Another day we jumped on a hydrofoil and sailed to a neighboring island called Hydra. Hydra was unique because there were no cars on the island. If you wanted to get to the top, you had to hire a donkey. We all rode them to the top, and the sight of us atop the mules made us laugh until our sides split. After walking around, having lunch and stopping in the local stores, we came upon a cliff where adults and children were jumping off into the water below. We hadn’t anticipated a swim, so we didn’t have suits. We noticed that plenty of people just jumped in with their clothes on, so we figured why not? The cliff had different levels, so the kids and I chose the lower cliff and Tony climbed up to the top to the cheers of the other bathers. We splashed and laughed the day away.

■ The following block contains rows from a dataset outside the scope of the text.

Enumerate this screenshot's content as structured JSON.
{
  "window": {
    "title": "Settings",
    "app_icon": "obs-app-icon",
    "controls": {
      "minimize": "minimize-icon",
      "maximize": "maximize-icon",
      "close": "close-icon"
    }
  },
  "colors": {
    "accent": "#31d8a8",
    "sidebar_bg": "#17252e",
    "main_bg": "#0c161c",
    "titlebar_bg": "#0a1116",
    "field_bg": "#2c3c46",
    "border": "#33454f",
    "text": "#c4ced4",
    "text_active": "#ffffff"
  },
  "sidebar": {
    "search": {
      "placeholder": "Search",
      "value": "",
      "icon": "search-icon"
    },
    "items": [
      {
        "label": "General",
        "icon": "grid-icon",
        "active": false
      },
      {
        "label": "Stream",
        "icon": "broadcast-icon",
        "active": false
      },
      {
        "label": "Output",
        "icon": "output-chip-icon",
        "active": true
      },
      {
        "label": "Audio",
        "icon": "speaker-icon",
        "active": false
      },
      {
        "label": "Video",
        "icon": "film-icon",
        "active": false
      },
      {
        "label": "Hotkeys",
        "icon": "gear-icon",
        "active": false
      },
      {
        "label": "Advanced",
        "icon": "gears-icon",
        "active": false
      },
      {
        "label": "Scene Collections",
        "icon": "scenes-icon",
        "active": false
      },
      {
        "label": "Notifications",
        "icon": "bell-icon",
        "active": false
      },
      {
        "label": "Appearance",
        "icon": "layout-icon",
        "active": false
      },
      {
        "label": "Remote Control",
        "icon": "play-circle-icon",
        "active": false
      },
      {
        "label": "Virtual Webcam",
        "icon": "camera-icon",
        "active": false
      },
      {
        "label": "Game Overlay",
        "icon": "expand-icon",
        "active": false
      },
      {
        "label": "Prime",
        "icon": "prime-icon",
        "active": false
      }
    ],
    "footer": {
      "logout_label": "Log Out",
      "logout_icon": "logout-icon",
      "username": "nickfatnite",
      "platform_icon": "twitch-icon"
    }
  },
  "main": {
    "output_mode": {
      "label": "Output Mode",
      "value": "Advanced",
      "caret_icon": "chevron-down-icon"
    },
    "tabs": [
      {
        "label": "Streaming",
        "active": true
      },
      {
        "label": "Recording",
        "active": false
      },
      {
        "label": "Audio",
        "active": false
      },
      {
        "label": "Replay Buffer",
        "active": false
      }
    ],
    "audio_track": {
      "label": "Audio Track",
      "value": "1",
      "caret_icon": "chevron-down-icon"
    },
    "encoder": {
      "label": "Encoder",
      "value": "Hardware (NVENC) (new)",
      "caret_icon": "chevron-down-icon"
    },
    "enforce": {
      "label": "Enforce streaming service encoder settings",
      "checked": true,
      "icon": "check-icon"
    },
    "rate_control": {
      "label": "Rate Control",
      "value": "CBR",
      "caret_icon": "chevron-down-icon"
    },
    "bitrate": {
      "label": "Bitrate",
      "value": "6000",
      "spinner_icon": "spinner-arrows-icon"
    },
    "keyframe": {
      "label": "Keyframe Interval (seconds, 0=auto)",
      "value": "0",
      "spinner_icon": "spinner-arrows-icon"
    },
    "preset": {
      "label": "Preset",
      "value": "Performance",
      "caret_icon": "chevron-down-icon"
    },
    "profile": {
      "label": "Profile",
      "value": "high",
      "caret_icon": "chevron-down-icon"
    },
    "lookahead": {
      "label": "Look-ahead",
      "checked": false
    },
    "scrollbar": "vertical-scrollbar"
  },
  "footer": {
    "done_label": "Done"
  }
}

After ten days, our idyllic vacation ended too soon. We planned to visit Athens before we left for home, to see the Acropolis and tour the city. We arranged to travel by high-speed ferry to the Port of Piraeus. We were sad to go. It had begun to feel like we were a part of the island that seemed so foreign when we first arrived. We made connections with the local people. As we passed each other on the street, we wished each other good morning or good evening (in Greek of course). We gave each other huge smiles and shared pleasantries. We adopted the practice of taking naps during the sweltering heat of the afternoon. The siestas gave us the energy to walk into town to enjoy the cooler evenings and nightlife of the island. My children began to appreciate the culture of a new place, and as the vacation progressed, I observed how much they had grown. The girls, who were such picky eaters, wanted to taste the local cuisine. They came away with a new appreciation for seafood because it was so prevalent and delicious. We couldn’t wait to start our daily adventures by reading maps and selecting what beach to visit, making detailed plans and explorations. They began to absorb the notion that experiences are more significant than material gifts and that pieces of destinations stay with you long after your return home to regular routines.
As the wheels retracted into the plane and soared through the air back to home, I recalled how travel helps you form new perspectives. I was nervous about taking my children out of their comfort zone, and the country, but it was worth it. Our trip strengthened our family bond because we worked together to design our daily excursions and formed unforgettable memories. We grew closer because of our shared experience marveling at the beauty and the history of Greece. Living in Spetses for ten days changed us like I hoped it would.